  17. The Great Compromise • Kept the bicameral Congress. • The House of Representatives would represent the people. The number of representatives would be based on the State’s population. • The Senate would represent the states. Each state would have 2 senators.

  18. What role did Georgia’s Abraham Baldwin play in the Great Compromise? • He decided to vote with the smaller states when the vote for equal representation was taken on July 2, 1787. Making the vote a tie. • His actions split Georgia’s vote and forced the convention to turn the matter over to a committee allowing the Great Compromise.

  19. The Three-Fifths Compromise: Were slaves people or property? Slaves were counted as three-fifths of a person or every three out of five slaves were counted for taxation and representation. The Commerce Compromise: Who would regulate trade? Congress would! More constitutional compromises

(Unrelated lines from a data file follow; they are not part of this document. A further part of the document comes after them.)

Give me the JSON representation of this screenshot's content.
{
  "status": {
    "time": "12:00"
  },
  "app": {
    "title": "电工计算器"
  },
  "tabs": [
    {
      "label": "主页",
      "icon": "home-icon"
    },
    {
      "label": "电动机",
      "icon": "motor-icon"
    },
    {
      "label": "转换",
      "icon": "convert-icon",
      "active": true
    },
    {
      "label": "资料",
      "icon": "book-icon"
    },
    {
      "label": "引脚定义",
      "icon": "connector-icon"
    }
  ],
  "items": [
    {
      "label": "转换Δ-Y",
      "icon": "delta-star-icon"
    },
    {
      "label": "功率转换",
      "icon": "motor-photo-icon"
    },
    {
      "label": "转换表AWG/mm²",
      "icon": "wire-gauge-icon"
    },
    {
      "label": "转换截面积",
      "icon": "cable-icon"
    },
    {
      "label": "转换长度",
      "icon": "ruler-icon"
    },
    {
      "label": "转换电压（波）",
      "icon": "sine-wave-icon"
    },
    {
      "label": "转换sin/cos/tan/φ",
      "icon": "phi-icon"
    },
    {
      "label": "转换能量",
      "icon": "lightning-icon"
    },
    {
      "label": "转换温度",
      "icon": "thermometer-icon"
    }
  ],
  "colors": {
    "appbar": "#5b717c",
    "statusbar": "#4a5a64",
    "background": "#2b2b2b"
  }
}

  20. The Slave Trade Compromise • By 1787 a lot of States had banned slave trade within their boundaries. • Some southern stated wanted to end slave trade completely. • Georgia and South Carolina feared economic devastation without the slave trade market. • The southern delegates agreed to allow congress to control trade with conditions. • First condition: Congress could not place any tax on exports going to other countries. • Second condition: Congress could not interfere with the slave trade for 20 years (1808). After 1808 the importation of slaves could be forbidden.

  21. The Constitution is ratified!!!! • What does ratification mean? • To formally approve a plan or an agreement. • 9 states had the ratify. • On January 2, 1788 Georgia become the 4th state to ratify the constitution. • The promise of the Bill of Rights addition after the Constitution ratification help calm some fears over the national government becoming too strong and keeping individual rights.. • 1789 the National Government took over. • George Washington was elected to the presidency!

  22. Changes to Georgia’s Constitution • 1789 Georgia adopted a new state constitution. • More like the national constitution • Bicameral • 3 branches • Branches not balanced • The legislative branch had more power • General Assembly • Controlled raising and spending money. • Chose the governor. Judges, and other state officials. • Granted divorces.